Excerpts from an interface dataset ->
---

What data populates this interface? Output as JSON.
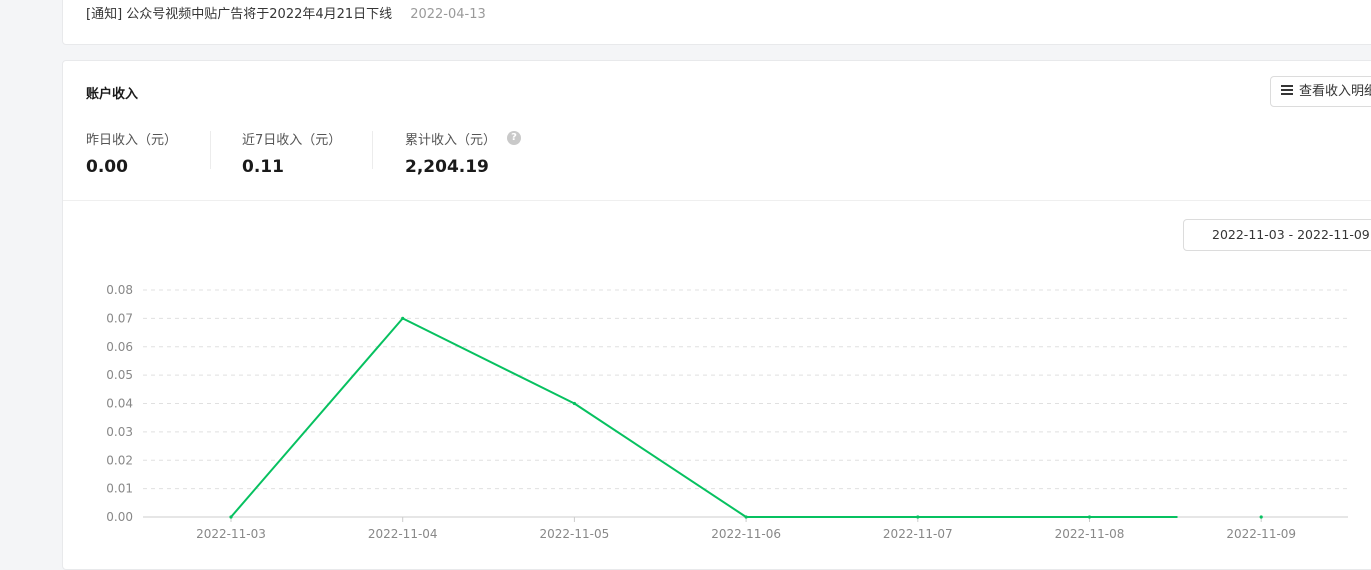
{
  "notice": {
    "text": "[通知] 公众号视频中贴广告将于2022年4月21日下线",
    "date": "2022-04-13"
  },
  "income": {
    "title": "账户收入",
    "detail_button": "查看收入明细",
    "stats": [
      {
        "label": "昨日收入（元）",
        "value": "0.00"
      },
      {
        "label": "近7日收入（元）",
        "value": "0.11"
      },
      {
        "label": "累计收入（元）",
        "value": "2,204.19"
      }
    ],
    "help_icon": "question-circle-icon",
    "date_range": "2022-11-03 - 2022-11-09",
    "calendar_icon": "calendar-icon"
  },
  "colors": {
    "line": "#07c160",
    "grid": "#e0e0e0",
    "axis_text": "#888888"
  },
  "chart_data": {
    "type": "line",
    "x": [
      "2022-11-03",
      "2022-11-04",
      "2022-11-05",
      "2022-11-06",
      "2022-11-07",
      "2022-11-08",
      "2022-11-09"
    ],
    "yticks": [
      "0.00",
      "0.01",
      "0.02",
      "0.03",
      "0.04",
      "0.05",
      "0.06",
      "0.07",
      "0.08"
    ],
    "ylim": [
      0,
      0.08
    ],
    "series": [
      {
        "values": [
          0.0,
          0.07,
          0.04,
          0.0,
          0.0,
          0.0,
          0.0
        ]
      }
    ],
    "grid": true
  }
}
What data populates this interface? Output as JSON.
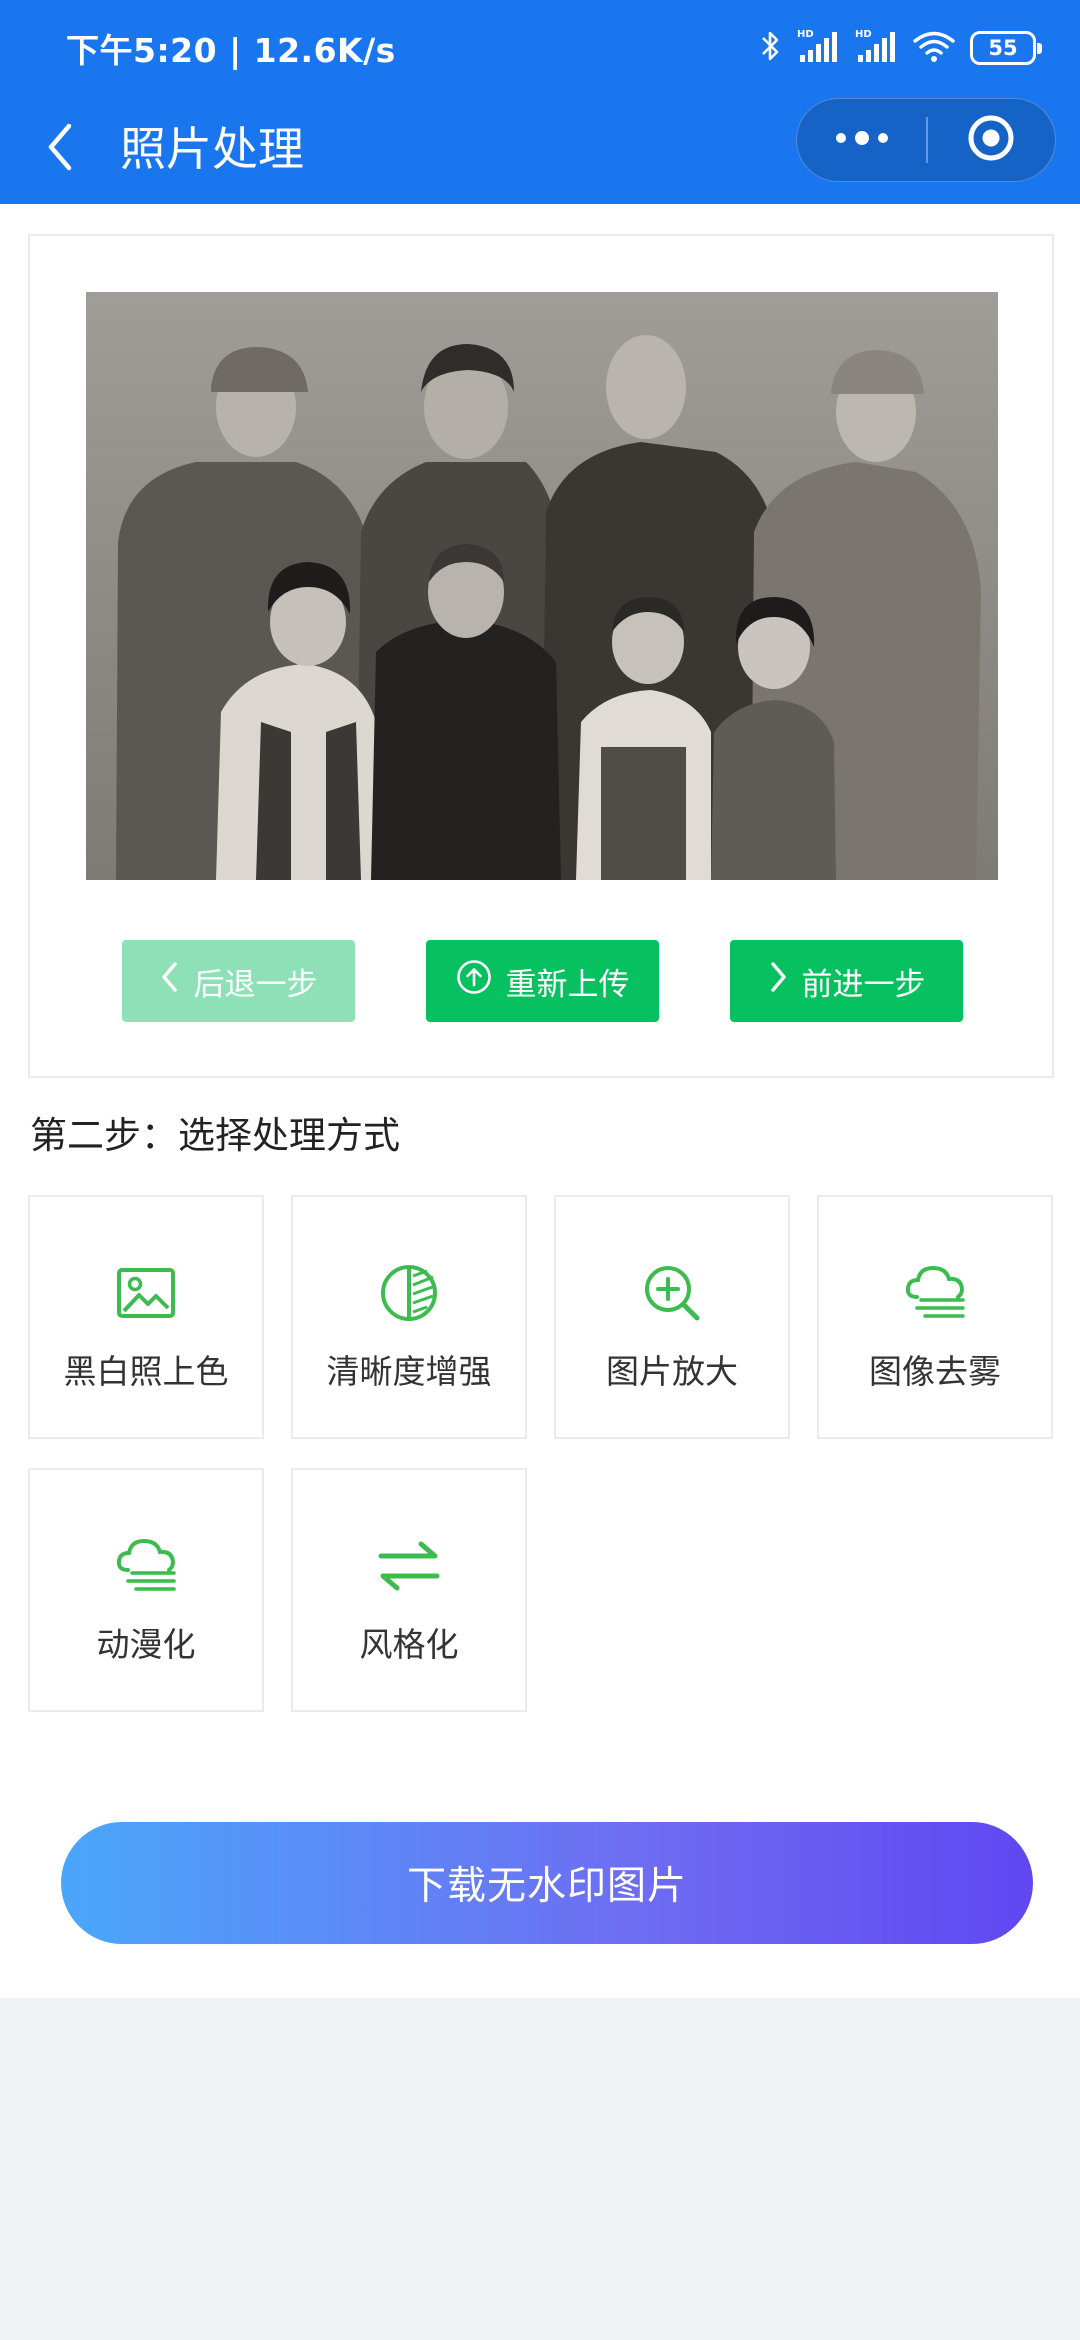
{
  "status_bar": {
    "time_speed": "下午5:20 | 12.6K/s",
    "battery": "55",
    "icons": [
      "bluetooth-icon",
      "signal-hd-icon",
      "signal-hd-icon",
      "wifi-icon",
      "battery-icon"
    ]
  },
  "nav": {
    "title": "照片处理",
    "back_icon": "back-chevron-icon",
    "more_icon": "more-dots-icon",
    "close_icon": "target-circle-icon"
  },
  "photo_controls": {
    "undo_label": "后退一步",
    "reupload_label": "重新上传",
    "redo_label": "前进一步",
    "undo_enabled": false
  },
  "step_two": {
    "title": "第二步：选择处理方式",
    "options": [
      {
        "label": "黑白照上色",
        "icon": "image-icon"
      },
      {
        "label": "清晰度增强",
        "icon": "contrast-half-icon"
      },
      {
        "label": "图片放大",
        "icon": "zoom-in-icon"
      },
      {
        "label": "图像去雾",
        "icon": "cloud-fog-icon"
      },
      {
        "label": "动漫化",
        "icon": "cloud-fog-icon"
      },
      {
        "label": "风格化",
        "icon": "swap-arrows-icon"
      }
    ]
  },
  "download_label": "下载无水印图片",
  "colors": {
    "primary_blue": "#1a76ee",
    "action_green": "#07c160",
    "disabled_green": "#8ee0b6",
    "icon_green": "#3cbb4e",
    "gradient_start": "#4aa7fb",
    "gradient_end": "#6047f2"
  }
}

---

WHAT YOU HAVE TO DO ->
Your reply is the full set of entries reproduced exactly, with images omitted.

TASK RESULT ->
What data populates this interface? Output as JSON.
{
  "notice": {
    "text": "[通知] 公众号视频中贴广告将于2022年4月21日下线",
    "date": "2022-04-13"
  },
  "income": {
    "title": "账户收入",
    "detail_button": "查看收入明细",
    "stats": [
      {
        "label": "昨日收入（元）",
        "value": "0.00"
      },
      {
        "label": "近7日收入（元）",
        "value": "0.11"
      },
      {
        "label": "累计收入（元）",
        "value": "2,204.19"
      }
    ],
    "help_icon": "question-circle-icon",
    "date_range": "2022-11-03 - 2022-11-09",
    "calendar_icon": "calendar-icon"
  },
  "colors": {
    "line": "#07c160",
    "grid": "#e0e0e0",
    "axis_text": "#888888"
  },
  "chart_data": {
    "type": "line",
    "x": [
      "2022-11-03",
      "2022-11-04",
      "2022-11-05",
      "2022-11-06",
      "2022-11-07",
      "2022-11-08",
      "2022-11-09"
    ],
    "yticks": [
      "0.00",
      "0.01",
      "0.02",
      "0.03",
      "0.04",
      "0.05",
      "0.06",
      "0.07",
      "0.08"
    ],
    "ylim": [
      0,
      0.08
    ],
    "series": [
      {
        "values": [
          0.0,
          0.07,
          0.04,
          0.0,
          0.0,
          0.0,
          0.0
        ]
      }
    ],
    "grid": true
  }
}
What data populates this interface? Output as JSON.
{
  "status_bar": {
    "time_speed": "下午5:20 | 12.6K/s",
    "battery": "55",
    "icons": [
      "bluetooth-icon",
      "signal-hd-icon",
      "signal-hd-icon",
      "wifi-icon",
      "battery-icon"
    ]
  },
  "nav": {
    "title": "照片处理",
    "back_icon": "back-chevron-icon",
    "more_icon": "more-dots-icon",
    "close_icon": "target-circle-icon"
  },
  "photo_controls": {
    "undo_label": "后退一步",
    "reupload_label": "重新上传",
    "redo_label": "前进一步",
    "undo_enabled": false
  },
  "step_two": {
    "title": "第二步：选择处理方式",
    "options": [
      {
        "label": "黑白照上色",
        "icon": "image-icon"
      },
      {
        "label": "清晰度增强",
        "icon": "contrast-half-icon"
      },
      {
        "label": "图片放大",
        "icon": "zoom-in-icon"
      },
      {
        "label": "图像去雾",
        "icon": "cloud-fog-icon"
      },
      {
        "label": "动漫化",
        "icon": "cloud-fog-icon"
      },
      {
        "label": "风格化",
        "icon": "swap-arrows-icon"
      }
    ]
  },
  "download_label": "下载无水印图片",
  "colors": {
    "primary_blue": "#1a76ee",
    "action_green": "#07c160",
    "disabled_green": "#8ee0b6",
    "icon_green": "#3cbb4e",
    "gradient_start": "#4aa7fb",
    "gradient_end": "#6047f2"
  }
}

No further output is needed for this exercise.